Al Haymon's Premier Boxing Champions (PBC) recently announced WBC heavyweight champion Deontay Wilder (33-0, 32 KO) will face unheralded Eric Molina (23-2, 17 KO) on Showtime.
The bout will serve as Wilder's first defense of his WBC title and will take place June 13 in Alabama.
So who is he fighting, again?
Fans might remember when Molina faced Chris Arreola in a very short but explosive WBC eliminator on Showtime in 2012. In the opening round, Molina rocked Arreola with a clean overhand right but could not close the deal as Arreola's superior experience enabled him to weather the storm and violently knockout his foe moments later.
Since then, Molina has reeled off five wins in a row and KO'd his last three opponents.

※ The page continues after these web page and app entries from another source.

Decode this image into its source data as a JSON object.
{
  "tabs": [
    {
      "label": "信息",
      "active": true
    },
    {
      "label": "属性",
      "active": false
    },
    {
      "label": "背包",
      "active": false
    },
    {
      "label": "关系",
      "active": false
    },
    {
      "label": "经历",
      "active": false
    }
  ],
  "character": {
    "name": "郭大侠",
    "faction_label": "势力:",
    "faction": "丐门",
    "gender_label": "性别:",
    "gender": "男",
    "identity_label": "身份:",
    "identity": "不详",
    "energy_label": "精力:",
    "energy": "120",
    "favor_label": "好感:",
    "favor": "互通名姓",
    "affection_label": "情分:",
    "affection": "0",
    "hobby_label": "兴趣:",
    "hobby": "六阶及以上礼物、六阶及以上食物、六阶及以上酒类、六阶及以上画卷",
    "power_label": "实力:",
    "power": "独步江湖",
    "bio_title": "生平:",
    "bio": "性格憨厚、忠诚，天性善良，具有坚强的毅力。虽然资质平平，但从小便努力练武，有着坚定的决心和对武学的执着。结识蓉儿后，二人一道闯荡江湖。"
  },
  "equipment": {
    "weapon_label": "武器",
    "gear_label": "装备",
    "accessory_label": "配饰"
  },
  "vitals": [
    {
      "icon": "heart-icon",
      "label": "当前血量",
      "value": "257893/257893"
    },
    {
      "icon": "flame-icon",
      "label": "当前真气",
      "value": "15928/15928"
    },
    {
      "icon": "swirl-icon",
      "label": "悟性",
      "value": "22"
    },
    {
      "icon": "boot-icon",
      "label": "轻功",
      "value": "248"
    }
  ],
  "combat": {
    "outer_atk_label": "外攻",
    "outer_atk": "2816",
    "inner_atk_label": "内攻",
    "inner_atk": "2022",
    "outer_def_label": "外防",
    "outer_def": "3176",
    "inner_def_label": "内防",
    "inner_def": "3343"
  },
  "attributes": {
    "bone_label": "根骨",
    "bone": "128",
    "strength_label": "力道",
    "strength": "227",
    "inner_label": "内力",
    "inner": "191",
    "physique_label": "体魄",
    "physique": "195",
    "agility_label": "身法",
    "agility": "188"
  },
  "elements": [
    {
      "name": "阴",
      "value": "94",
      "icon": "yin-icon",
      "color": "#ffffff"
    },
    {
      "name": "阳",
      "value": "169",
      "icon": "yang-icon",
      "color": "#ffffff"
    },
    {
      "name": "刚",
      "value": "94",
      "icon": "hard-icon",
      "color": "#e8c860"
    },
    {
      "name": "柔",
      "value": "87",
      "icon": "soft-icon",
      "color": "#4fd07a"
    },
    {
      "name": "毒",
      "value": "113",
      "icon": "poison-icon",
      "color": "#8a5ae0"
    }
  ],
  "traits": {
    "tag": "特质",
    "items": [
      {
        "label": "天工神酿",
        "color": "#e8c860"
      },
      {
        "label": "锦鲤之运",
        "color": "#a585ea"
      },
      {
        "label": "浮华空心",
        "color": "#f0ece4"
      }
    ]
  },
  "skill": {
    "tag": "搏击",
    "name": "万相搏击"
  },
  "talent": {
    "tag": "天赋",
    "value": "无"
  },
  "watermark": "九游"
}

So, why isn't Wilder vs Molina on NBC or CBS, platforms much larger than Showtime?
A young, exciting, charismatic heavyweight knockout artist, Wilder is seemingly perfect for the mainstream networks.
Who cares if Wilder scores an early knockout?

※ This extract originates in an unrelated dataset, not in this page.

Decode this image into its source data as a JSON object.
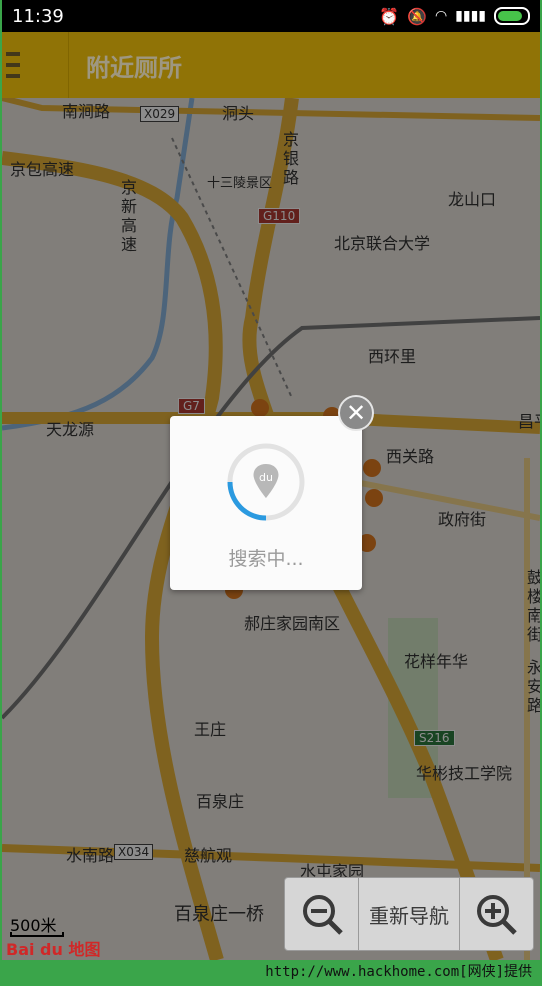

Mike Tyson and Ronda Rousey's popularity prove the public is far more accepting of a quick, violent, one-sided mismatch than a tit-for-tat affair between two evenly matched opponents.
Fact: The casual mainstream, especially when just warming up to the sport or a particular fighter, don't have to witness Hagler vs Hearns or Gatti vs Ward to get excited.
When a fighter is on a path like Wilder's, it's imperative for his handlers to get the public excited, and dominant heavyweight monsters transcend the sport itself.
Bill Cayton and Jim Jacobs were masterful in introducing a little-known 19 year old named Mike Tyson to the masses.
"When can we see him again?," fans asked.
When casual and non-fans are saying that, a promoter is doing her/his job.
So, when will we see Wilder's coronation to the mainstream?
Strength is truly in numbers.